Thucydides, often thought of as the first true historian, should not just be examined on entirely historical ground; rather, he should be thoroughly investigated as a tragic writer depicting the demise of the Athenian state on moral grounds. This paradigmatic shift towards analyzing Thucydides as the “prose artist” generates multiple moral lessons. First, morality is a product of the psychological, not the divine. This is evidenced in Thucydides’s explanations for the failures of religion as the mediator of human relations (in what is a radical departure from some of the major thinkers of his time), his description of Athenian morals in Pericles’s Funeral Oration, and the grander pretext for the Spartan choice for conflict found within The Debate at Sparta and Declaration of War. The second moral lesson: human nature is self-aggrandizing, lustful for power, and dominating. Through his vivid writings within The Plague and Civil War in Corcyra, Thucydides asserts that, in the absence of the coercive measures of society, individuals engage in destructive, egoistic behavior that violates the moral principles intrinsic to each human being. Third and finally, Thucydides argues that adherence to moral law necessitates a state. Through his descriptions within Archaeology, The Plague, and Civil War in Corcyra, Thucydides posits that only through the construction of civil society do individuals adhere to moral standards. I also find Thucydides is certainly in major disagreement with many authors, such as Nietzsche, who declare a more realist and less moralistic view of the author of the History. Ultimately, what makes Thucydides’s work so groundbreaking is how applicable his work is even to this day.

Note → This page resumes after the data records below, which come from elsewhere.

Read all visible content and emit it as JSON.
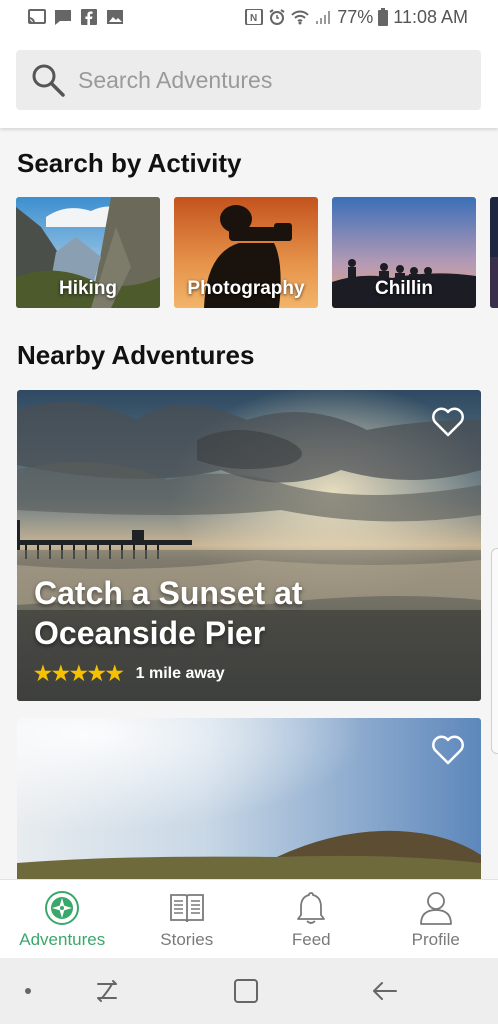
{
  "status_bar": {
    "battery": "77%",
    "time": "11:08 AM",
    "left_icons": [
      "cast-icon",
      "message-icon",
      "facebook-icon",
      "gallery-icon"
    ],
    "right_icons": [
      "nfc-icon",
      "alarm-icon",
      "wifi-icon",
      "signal-icon",
      "battery-icon"
    ]
  },
  "search": {
    "placeholder": "Search Adventures",
    "value": ""
  },
  "activity_section": {
    "title": "Search by Activity",
    "items": [
      {
        "label": "Hiking"
      },
      {
        "label": "Photography"
      },
      {
        "label": "Chillin"
      }
    ]
  },
  "nearby_section": {
    "title": "Nearby Adventures",
    "cards": [
      {
        "title": "Catch a Sunset at Oceanside Pier",
        "rating": 5,
        "stars": "★★★★★",
        "distance": "1 mile away"
      },
      {
        "title": "",
        "distance": ""
      }
    ]
  },
  "bottom_nav": {
    "items": [
      {
        "label": "Adventures",
        "icon": "compass-icon",
        "active": true
      },
      {
        "label": "Stories",
        "icon": "book-icon",
        "active": false
      },
      {
        "label": "Feed",
        "icon": "bell-icon",
        "active": false
      },
      {
        "label": "Profile",
        "icon": "person-icon",
        "active": false
      }
    ]
  },
  "colors": {
    "accent": "#3aa86b",
    "star": "#f6c100",
    "inactive": "#7a7a7a"
  }
}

His moral lessons withstand the test of time and generate reasons why the existence of the civil society is a prerequisite to adherence to moral law and to subsequent prevention of the violent antagonisms intrinsic to unrestrained human nature.